◆ Prompt ◆
Copy every line from the records below that holds the word "label".

◆ Dataset records ◆
=== Section Start ===

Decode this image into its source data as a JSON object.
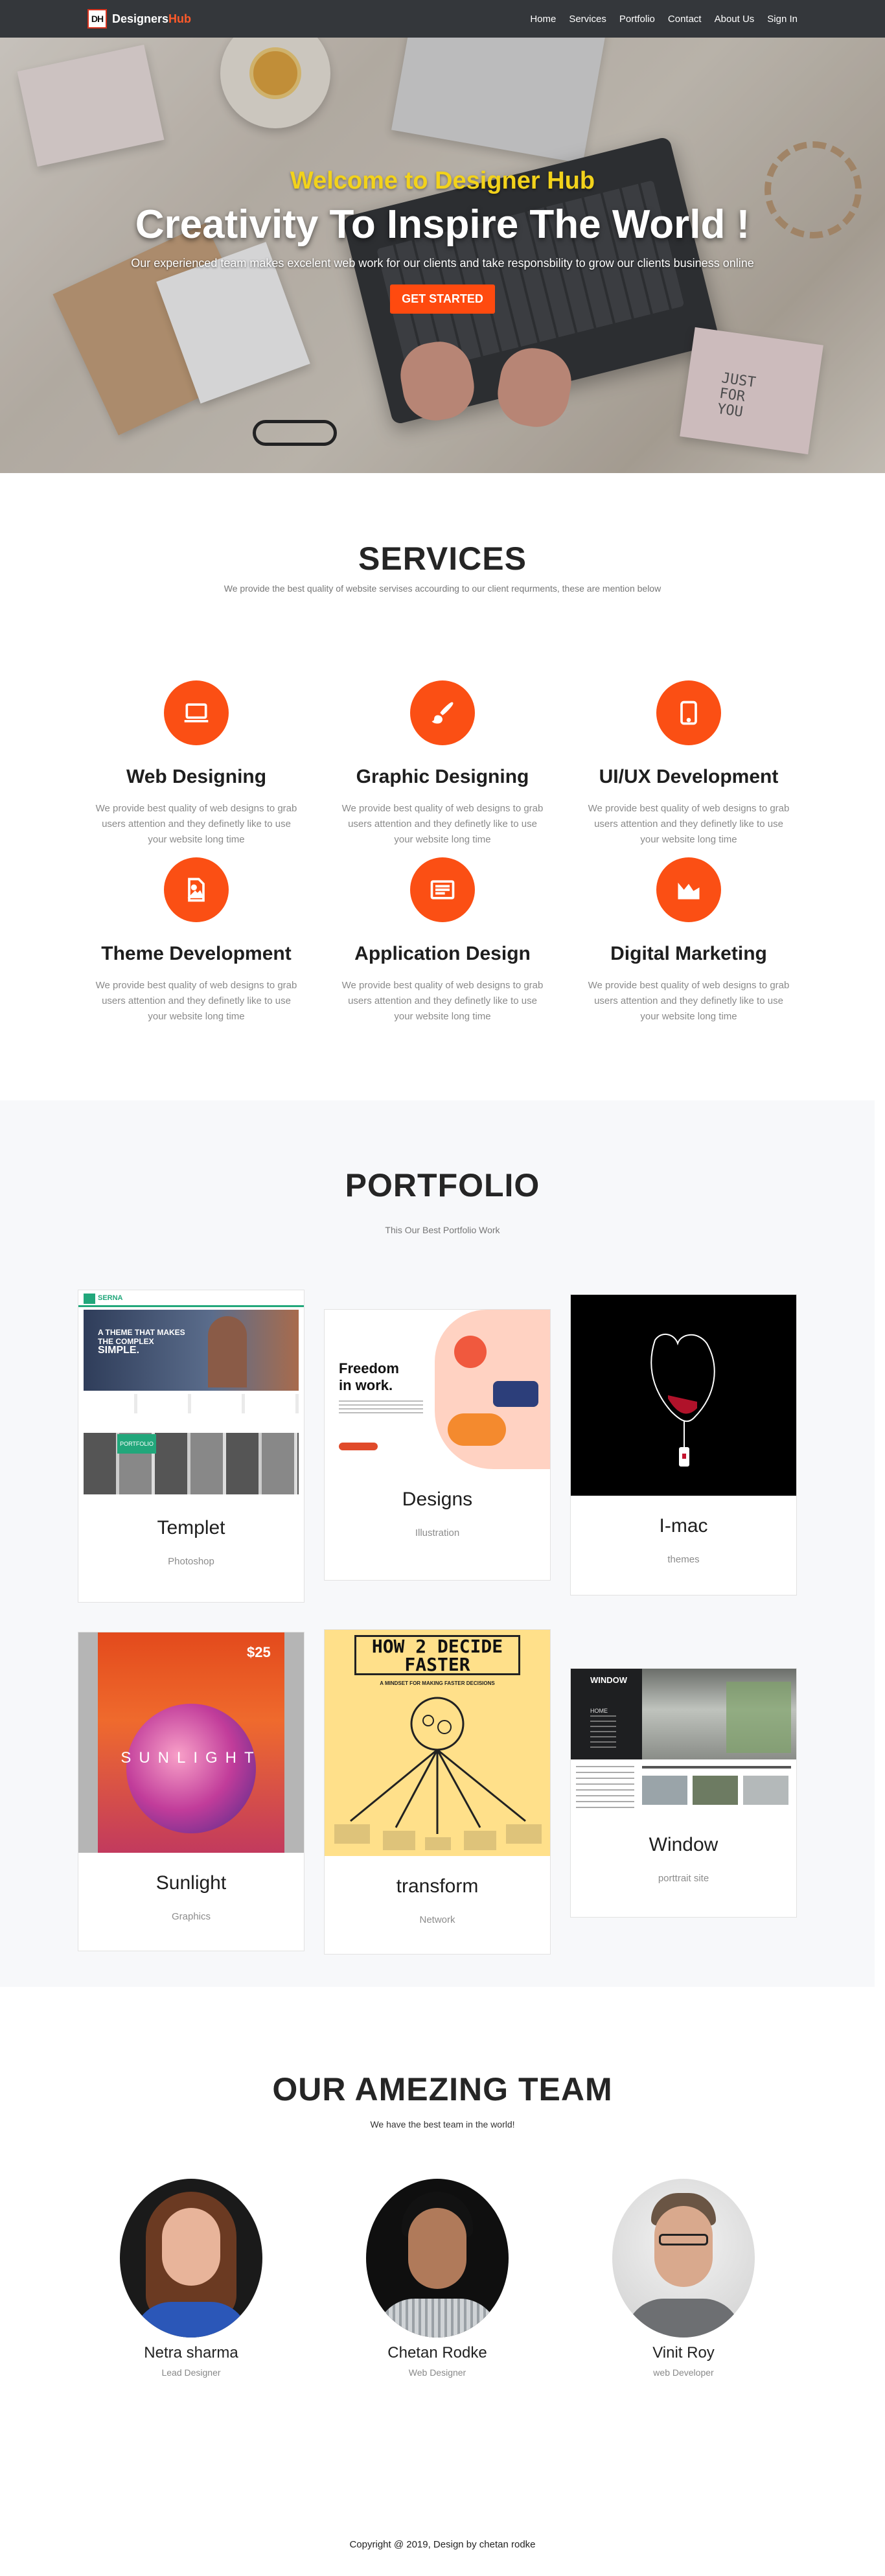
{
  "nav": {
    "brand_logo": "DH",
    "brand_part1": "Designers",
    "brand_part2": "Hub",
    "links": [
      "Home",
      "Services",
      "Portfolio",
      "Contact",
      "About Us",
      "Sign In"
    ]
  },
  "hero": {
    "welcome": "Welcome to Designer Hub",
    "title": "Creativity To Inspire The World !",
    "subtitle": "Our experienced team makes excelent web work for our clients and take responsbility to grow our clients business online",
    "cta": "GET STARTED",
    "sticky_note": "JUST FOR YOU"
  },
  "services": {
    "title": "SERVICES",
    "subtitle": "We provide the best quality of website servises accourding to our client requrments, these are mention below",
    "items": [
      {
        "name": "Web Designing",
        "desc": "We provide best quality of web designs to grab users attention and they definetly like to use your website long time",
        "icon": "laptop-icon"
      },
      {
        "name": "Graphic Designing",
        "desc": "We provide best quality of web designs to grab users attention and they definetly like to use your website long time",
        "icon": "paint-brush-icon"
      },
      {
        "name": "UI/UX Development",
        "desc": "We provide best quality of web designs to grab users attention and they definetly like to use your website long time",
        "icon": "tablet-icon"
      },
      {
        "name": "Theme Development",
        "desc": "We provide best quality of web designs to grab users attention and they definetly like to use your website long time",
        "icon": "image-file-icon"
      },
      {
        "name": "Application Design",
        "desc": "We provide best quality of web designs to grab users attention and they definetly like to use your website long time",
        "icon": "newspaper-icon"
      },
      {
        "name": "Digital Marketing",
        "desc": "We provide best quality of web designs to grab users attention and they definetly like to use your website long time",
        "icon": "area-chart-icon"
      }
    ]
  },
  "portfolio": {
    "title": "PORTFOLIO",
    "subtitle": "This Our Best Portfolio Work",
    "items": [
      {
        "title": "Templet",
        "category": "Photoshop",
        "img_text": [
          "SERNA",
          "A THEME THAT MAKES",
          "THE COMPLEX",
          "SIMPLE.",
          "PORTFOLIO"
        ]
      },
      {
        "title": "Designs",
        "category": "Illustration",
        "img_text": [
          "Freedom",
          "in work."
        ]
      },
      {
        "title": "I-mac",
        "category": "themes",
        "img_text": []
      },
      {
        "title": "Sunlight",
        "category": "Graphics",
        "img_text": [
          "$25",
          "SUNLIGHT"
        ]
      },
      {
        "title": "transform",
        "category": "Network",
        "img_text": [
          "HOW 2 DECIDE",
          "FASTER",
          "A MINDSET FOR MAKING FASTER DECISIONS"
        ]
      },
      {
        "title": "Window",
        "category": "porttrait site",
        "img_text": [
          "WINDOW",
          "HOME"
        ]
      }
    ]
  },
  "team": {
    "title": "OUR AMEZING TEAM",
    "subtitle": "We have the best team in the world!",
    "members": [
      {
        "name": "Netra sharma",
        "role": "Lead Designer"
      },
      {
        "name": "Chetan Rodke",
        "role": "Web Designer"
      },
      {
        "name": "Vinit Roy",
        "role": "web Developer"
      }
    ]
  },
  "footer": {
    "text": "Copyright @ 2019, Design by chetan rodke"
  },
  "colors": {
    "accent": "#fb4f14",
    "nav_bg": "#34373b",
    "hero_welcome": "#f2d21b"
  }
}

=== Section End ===
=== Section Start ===

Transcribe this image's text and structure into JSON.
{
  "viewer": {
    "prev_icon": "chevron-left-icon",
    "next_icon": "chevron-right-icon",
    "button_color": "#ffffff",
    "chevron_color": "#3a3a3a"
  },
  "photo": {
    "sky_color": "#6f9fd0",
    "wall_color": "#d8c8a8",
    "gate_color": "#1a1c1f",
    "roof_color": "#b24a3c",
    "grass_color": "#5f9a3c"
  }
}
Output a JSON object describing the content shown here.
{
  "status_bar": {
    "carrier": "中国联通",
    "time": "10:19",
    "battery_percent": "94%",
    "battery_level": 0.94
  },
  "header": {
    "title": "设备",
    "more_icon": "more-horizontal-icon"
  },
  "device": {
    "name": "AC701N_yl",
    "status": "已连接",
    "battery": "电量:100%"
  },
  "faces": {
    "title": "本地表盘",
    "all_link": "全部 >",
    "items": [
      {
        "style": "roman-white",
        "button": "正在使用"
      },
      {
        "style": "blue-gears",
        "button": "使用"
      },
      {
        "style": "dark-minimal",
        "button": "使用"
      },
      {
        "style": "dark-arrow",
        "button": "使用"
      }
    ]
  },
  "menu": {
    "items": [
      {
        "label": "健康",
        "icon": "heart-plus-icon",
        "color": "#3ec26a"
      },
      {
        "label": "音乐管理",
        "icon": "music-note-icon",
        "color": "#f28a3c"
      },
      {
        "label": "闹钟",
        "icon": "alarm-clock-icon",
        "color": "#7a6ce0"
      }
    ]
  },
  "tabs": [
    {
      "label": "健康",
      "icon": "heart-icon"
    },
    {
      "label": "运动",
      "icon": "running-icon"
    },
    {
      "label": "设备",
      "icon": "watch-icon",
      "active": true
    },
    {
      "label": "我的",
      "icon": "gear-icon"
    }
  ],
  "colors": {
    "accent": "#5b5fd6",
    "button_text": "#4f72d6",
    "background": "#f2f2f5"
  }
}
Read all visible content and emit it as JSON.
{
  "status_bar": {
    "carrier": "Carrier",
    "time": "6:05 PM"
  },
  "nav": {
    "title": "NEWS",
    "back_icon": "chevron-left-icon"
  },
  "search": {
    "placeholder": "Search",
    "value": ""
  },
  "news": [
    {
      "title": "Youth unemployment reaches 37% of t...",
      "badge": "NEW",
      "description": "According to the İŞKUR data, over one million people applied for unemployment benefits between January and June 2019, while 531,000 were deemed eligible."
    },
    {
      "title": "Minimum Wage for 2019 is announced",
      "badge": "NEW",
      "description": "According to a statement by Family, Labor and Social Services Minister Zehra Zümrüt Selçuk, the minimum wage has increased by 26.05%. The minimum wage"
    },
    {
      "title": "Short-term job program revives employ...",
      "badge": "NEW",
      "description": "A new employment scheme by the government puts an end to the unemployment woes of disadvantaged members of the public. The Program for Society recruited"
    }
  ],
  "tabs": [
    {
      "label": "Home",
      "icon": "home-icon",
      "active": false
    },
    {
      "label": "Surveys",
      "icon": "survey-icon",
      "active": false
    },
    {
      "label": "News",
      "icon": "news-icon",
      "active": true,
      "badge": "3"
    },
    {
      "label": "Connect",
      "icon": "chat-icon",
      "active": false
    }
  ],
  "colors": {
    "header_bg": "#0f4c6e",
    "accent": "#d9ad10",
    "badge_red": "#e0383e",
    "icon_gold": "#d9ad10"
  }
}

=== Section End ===

◆ Response ◆
        "label": "健康",
        "label": "音乐管理",
        "label": "闹钟",
      "label": "健康",
      "label": "运动",
      "label": "设备",
      "label": "我的",
      "label": "Home",
      "label": "Surveys",
      "label": "News",
      "label": "Connect",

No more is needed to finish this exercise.